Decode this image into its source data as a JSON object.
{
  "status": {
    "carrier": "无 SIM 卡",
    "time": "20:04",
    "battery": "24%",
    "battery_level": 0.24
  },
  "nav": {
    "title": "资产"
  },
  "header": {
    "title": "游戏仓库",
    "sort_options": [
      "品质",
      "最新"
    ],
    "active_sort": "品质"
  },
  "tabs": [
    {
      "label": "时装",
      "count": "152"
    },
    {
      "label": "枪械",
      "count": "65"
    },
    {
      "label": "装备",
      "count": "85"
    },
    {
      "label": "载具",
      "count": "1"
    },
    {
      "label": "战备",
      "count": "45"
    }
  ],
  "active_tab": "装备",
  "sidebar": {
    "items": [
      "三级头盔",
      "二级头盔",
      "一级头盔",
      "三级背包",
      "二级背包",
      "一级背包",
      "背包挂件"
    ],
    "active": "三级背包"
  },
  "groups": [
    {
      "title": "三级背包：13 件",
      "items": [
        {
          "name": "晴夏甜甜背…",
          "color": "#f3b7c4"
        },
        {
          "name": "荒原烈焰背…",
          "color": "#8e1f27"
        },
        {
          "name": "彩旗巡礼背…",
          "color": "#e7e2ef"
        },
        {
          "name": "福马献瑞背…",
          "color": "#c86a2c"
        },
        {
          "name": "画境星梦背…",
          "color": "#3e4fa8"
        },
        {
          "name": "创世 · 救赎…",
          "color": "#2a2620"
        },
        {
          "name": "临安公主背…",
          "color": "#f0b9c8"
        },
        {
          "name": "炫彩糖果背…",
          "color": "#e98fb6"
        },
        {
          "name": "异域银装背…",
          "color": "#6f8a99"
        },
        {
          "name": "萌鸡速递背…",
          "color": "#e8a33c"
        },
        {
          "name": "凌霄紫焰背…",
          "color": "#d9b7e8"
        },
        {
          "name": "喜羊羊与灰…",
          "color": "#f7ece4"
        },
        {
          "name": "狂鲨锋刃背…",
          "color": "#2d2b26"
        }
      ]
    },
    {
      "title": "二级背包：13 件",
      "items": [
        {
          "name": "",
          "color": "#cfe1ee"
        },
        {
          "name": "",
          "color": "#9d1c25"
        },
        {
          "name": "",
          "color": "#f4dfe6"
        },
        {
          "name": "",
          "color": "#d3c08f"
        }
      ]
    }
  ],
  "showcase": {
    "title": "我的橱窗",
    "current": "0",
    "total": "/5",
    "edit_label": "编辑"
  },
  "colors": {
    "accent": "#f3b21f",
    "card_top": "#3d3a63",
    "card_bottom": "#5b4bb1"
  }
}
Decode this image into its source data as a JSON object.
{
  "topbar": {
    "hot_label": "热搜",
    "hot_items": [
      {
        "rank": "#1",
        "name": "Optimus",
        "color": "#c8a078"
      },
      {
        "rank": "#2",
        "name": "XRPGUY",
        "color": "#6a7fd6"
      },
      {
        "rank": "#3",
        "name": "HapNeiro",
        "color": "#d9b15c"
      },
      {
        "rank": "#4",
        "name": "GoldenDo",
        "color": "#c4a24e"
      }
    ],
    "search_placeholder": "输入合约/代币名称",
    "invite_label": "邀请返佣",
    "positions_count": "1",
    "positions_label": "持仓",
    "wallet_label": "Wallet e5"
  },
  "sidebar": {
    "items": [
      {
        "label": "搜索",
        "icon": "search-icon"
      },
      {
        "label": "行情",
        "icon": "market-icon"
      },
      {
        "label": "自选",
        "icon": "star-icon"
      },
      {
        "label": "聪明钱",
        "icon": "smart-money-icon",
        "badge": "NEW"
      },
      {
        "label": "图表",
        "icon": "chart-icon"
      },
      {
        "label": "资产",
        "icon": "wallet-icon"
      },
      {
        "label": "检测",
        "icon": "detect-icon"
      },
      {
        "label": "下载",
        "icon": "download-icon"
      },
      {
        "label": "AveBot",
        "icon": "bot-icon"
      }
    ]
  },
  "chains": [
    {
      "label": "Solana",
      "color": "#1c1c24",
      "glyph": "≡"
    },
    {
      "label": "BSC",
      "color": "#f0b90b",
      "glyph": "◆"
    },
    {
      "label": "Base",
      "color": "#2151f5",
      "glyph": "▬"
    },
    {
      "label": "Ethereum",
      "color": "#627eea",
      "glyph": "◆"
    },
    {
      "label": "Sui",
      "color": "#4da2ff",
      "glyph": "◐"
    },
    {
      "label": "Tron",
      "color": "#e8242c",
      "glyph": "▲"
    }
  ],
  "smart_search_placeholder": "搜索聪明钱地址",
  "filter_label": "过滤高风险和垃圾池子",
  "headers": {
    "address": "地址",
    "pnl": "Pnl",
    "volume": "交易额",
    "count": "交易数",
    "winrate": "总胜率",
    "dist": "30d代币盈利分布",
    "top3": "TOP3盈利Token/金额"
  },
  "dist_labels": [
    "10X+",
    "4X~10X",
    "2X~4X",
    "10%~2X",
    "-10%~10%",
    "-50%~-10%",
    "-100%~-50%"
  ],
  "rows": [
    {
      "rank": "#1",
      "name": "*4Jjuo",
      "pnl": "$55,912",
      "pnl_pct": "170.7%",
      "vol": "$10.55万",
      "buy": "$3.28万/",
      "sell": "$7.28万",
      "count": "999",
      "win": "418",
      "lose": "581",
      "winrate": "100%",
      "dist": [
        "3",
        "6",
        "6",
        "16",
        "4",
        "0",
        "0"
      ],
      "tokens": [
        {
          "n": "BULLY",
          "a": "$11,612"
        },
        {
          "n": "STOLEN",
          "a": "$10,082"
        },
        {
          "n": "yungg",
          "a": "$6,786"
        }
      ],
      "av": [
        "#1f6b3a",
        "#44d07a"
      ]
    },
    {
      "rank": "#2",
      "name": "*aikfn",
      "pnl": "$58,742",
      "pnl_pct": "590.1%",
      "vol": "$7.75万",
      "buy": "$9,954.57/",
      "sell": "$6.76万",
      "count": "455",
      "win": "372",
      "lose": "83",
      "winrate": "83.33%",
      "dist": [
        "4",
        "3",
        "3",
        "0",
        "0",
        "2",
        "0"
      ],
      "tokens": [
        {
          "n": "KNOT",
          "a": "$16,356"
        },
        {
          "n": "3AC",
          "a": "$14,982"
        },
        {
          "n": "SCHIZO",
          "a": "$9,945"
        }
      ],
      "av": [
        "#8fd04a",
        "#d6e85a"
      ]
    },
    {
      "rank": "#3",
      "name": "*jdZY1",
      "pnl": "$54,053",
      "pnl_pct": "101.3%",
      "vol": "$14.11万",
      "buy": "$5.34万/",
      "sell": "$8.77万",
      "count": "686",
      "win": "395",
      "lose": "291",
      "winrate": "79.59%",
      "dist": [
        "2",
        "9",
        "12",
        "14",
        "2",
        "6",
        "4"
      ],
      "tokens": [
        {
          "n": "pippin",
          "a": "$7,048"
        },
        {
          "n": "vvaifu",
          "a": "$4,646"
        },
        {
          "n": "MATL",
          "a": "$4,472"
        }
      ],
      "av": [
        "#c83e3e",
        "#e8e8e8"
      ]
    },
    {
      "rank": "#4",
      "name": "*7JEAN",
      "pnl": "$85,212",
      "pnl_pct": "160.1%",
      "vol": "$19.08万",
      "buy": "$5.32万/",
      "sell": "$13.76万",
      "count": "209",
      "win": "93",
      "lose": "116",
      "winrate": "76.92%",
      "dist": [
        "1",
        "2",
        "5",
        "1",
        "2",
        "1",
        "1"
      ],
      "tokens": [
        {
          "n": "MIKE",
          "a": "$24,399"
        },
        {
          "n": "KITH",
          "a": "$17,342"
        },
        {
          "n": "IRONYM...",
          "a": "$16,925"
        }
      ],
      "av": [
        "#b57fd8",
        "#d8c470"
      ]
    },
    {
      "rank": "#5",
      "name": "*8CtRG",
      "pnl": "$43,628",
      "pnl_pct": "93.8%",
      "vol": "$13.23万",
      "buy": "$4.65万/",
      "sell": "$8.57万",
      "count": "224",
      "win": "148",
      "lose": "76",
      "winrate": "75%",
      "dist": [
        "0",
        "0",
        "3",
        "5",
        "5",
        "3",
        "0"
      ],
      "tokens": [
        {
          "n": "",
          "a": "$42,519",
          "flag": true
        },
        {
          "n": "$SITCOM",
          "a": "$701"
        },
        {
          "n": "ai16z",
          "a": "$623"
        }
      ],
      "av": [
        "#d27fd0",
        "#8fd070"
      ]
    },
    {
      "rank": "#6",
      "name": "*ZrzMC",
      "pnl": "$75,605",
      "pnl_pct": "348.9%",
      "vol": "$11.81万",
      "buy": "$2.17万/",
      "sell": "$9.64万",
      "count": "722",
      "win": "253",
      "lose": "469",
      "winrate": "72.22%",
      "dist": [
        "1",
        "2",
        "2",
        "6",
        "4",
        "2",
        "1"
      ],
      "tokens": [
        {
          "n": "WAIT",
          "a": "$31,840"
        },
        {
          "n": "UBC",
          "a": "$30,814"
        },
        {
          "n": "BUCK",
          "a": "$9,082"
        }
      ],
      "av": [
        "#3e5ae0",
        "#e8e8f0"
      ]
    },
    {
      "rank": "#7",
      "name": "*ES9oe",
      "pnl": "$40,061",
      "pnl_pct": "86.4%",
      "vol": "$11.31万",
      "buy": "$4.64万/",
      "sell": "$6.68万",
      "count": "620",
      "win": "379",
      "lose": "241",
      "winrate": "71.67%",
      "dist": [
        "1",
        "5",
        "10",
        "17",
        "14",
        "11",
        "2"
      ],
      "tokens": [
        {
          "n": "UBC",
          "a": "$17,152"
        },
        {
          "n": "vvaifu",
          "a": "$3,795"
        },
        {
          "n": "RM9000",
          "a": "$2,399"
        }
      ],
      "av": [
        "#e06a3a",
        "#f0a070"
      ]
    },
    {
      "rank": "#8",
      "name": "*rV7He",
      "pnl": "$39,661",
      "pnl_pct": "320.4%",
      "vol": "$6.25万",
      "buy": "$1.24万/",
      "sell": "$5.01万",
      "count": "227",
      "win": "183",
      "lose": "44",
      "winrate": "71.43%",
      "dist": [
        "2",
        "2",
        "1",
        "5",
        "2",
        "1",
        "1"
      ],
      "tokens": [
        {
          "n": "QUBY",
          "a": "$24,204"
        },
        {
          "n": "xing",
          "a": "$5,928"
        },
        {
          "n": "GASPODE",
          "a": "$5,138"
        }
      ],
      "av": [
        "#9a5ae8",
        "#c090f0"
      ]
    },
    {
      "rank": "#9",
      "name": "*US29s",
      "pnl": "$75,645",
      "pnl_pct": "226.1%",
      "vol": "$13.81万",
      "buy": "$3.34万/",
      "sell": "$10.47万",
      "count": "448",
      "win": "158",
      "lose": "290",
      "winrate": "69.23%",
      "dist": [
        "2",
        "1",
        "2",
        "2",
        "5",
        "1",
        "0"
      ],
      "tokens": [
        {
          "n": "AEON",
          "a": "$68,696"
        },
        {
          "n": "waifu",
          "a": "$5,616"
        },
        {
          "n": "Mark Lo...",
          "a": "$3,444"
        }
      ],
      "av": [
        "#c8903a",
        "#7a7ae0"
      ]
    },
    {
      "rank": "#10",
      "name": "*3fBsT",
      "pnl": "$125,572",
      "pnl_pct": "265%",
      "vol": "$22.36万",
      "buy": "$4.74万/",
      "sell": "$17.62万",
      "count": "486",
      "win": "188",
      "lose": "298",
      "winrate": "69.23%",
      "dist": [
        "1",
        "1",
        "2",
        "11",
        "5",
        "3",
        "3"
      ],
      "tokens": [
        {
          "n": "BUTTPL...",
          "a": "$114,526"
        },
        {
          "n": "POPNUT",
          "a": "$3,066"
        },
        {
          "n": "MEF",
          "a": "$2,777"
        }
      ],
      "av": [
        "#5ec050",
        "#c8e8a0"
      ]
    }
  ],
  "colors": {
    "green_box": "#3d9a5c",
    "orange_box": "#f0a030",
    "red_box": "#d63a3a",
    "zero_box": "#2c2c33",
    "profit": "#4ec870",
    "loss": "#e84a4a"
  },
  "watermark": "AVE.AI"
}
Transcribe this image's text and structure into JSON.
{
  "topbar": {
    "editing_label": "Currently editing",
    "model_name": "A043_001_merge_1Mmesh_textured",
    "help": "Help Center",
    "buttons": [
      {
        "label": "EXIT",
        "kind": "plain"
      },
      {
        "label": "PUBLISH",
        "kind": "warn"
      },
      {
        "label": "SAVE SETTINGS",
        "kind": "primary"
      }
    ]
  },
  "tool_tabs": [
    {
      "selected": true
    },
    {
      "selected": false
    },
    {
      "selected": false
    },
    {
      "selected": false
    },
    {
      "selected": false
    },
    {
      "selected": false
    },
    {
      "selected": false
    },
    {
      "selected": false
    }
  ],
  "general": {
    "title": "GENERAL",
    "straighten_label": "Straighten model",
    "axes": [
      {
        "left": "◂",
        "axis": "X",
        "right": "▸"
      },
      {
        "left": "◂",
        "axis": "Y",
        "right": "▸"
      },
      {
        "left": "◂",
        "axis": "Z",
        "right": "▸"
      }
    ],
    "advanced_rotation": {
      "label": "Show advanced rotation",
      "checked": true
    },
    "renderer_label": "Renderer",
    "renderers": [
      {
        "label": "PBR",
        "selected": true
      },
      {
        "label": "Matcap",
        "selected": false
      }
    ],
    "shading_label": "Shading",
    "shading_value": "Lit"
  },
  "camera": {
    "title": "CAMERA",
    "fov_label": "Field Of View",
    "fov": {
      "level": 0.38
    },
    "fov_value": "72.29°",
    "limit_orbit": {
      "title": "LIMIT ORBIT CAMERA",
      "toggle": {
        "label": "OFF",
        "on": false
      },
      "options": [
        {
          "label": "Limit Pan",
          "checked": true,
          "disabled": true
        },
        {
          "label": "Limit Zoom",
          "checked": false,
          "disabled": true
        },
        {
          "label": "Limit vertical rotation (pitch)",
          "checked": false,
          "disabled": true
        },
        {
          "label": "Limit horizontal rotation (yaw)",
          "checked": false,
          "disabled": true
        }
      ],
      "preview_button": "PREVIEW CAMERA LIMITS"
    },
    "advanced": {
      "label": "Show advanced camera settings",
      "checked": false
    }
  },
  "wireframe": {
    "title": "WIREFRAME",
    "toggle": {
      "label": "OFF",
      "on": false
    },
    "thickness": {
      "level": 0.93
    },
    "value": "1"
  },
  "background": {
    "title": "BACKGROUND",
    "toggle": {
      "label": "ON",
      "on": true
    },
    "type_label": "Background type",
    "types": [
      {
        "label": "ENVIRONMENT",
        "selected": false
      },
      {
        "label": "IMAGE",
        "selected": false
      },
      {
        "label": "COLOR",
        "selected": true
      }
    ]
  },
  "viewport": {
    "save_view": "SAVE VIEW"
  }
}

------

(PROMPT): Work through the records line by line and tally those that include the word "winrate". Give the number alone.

(TASK SOLUTION): 11